Records for this exercise
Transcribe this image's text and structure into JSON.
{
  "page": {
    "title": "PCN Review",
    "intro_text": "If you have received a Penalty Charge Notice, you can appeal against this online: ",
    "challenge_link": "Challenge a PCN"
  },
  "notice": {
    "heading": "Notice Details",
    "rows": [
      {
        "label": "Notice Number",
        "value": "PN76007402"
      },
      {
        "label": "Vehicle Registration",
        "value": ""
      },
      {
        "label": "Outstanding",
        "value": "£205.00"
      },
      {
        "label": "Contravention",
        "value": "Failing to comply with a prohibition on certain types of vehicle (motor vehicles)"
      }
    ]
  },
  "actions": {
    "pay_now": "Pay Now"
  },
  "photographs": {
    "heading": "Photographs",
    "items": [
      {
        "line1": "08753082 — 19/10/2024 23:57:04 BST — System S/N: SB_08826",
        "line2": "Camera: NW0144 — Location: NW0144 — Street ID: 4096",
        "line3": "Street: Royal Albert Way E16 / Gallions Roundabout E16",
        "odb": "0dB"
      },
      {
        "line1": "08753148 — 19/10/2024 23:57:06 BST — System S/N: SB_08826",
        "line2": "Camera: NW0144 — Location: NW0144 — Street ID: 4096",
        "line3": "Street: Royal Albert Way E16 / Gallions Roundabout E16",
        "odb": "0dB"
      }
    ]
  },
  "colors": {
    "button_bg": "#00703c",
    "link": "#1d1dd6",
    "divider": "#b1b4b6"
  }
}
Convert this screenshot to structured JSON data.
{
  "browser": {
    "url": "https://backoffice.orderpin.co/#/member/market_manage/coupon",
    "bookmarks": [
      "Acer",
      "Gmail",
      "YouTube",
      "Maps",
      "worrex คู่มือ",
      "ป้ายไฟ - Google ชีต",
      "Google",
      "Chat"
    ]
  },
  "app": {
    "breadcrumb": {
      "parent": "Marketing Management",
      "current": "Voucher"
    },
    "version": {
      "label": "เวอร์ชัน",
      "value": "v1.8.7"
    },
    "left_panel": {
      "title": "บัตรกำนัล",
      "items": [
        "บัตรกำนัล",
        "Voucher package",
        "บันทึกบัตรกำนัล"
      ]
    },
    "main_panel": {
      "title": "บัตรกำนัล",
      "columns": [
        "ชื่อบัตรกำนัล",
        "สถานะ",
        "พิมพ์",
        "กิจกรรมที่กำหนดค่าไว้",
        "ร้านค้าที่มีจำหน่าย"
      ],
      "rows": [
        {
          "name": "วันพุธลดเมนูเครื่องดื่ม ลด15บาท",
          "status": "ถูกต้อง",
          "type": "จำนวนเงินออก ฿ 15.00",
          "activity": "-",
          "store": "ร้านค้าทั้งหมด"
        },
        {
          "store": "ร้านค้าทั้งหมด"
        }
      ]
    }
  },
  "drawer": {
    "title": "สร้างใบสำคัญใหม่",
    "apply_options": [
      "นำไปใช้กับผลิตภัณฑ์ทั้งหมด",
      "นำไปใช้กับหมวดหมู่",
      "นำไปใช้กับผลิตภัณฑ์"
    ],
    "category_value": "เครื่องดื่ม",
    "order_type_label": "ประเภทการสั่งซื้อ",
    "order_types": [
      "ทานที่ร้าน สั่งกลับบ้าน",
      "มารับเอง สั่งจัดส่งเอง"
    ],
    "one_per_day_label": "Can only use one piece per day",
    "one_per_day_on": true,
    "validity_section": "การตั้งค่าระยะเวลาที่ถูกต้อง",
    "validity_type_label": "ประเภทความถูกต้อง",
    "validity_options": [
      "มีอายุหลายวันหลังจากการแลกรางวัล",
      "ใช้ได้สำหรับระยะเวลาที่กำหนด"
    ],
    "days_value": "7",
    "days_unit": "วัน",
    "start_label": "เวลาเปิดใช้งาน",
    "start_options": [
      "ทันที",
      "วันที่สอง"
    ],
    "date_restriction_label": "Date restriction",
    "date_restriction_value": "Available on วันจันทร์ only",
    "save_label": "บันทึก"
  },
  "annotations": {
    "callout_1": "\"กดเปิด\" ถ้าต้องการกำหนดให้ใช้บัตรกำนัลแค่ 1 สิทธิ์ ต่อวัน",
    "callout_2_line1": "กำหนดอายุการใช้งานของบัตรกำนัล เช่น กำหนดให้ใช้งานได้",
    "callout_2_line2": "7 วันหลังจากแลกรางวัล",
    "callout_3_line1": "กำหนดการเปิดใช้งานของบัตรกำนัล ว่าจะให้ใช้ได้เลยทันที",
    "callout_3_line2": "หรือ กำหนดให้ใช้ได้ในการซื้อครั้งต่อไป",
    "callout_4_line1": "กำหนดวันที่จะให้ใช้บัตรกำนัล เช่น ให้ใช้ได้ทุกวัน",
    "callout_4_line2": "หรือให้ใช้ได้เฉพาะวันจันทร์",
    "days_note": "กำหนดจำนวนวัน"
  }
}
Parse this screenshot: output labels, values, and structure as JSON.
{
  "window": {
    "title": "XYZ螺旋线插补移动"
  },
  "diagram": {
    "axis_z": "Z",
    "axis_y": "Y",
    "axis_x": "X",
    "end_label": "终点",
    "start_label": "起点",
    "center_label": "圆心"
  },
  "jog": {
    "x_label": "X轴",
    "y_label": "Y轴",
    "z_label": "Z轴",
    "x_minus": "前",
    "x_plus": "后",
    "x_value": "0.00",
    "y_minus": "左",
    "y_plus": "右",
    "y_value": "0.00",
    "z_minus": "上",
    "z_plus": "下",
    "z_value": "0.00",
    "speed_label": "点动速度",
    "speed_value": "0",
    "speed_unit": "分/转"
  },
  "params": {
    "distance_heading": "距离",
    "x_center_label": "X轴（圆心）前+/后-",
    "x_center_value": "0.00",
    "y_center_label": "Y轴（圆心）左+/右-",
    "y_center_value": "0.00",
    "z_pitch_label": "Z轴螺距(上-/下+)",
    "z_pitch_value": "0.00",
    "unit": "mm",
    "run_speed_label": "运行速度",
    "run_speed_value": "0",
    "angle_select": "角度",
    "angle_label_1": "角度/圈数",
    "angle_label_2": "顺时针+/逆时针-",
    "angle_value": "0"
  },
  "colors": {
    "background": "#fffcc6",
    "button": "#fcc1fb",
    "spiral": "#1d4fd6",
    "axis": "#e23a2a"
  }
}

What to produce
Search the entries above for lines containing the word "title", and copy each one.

Written answer
    "title": "PCN Review",
      "title": "บัตรกำนัล",
      "title": "บัตรกำนัล",
    "title": "สร้างใบสำคัญใหม่",
    "title": "XYZ螺旋线插补移动"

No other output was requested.